The types of applications I've created would never have survived without power users, so I do everything I can to keep them happy. If you're a developer, I recommend that you keep your power users happy, too.
Power users who love your software will talk about it in online forums, say complimentary things about it in their blogs and convince their coworkers to buy it. They'll make great feature requests, give detailed bug reports, help less experienced users get up to speed and provide an incredible amount of help during betas.
But there is a downside. You need power users, but power users can be the enemies of simplicity.
Power users will request features that nobody else wants, and they'll ask that existing features provide a ton of options that maybe 1% of customers care about. More than anything else, power users want to be in control of the software they use, so they'll choose something complicated over something simple if doing so leaves them in charge.
You might think you can ignore them and cater to mainstream users, but you risk having power users constantly deride your work if you create something they hate (Microsoft Frontpage comes to mind here).
So how do you keep them happy without scaring off new users?
It really boils down to doing what I recommended in part I of this series: figure out which features - and which options - you need to make obvious and which ones you need to hide. You can hide things that only power users want.
Most power users are the unofficial support technicians for their friends and family, so they understand your desire to keep things simple.

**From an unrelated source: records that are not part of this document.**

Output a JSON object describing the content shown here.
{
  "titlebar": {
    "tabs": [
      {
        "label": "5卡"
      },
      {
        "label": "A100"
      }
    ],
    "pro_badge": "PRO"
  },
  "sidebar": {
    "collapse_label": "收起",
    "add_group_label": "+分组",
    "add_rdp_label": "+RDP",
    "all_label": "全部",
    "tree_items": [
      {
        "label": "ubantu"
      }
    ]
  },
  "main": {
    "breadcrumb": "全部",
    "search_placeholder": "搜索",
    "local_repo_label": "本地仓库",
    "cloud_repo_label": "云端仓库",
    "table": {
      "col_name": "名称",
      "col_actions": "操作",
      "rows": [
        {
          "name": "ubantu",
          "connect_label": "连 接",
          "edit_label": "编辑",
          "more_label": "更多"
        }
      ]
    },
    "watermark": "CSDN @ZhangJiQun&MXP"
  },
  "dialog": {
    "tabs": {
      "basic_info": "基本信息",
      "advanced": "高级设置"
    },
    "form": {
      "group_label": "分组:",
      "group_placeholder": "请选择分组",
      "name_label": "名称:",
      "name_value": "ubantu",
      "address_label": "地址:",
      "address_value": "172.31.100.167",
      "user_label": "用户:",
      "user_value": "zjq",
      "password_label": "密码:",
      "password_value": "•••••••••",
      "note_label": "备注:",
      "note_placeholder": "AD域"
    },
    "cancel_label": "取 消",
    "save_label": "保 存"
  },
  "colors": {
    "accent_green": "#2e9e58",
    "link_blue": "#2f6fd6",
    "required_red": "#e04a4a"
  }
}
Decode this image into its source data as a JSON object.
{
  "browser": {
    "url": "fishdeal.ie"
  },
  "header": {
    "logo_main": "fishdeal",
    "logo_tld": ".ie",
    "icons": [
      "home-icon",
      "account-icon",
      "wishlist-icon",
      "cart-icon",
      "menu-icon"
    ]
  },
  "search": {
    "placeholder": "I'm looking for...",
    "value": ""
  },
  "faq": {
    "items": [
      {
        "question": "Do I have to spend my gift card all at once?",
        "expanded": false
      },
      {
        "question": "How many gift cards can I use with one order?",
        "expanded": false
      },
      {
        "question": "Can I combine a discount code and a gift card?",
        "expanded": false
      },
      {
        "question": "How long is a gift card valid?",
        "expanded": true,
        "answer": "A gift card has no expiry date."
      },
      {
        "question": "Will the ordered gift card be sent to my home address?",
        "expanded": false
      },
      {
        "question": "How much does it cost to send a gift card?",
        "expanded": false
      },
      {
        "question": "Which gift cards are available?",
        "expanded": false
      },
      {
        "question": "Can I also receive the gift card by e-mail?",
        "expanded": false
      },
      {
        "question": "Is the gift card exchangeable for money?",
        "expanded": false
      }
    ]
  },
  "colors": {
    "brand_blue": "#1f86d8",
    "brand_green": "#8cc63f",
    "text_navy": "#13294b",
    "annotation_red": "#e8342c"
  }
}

Power users can accept that some features need to be buried beneath a menu or obscure setting, and they usually won't complain if they have to spend a minute or two customizing your software to get it to work the way they want.
By all means keep your power users happy, but make sure you don't increase your software's complexity in the process. Both sets of customers will be happier for it.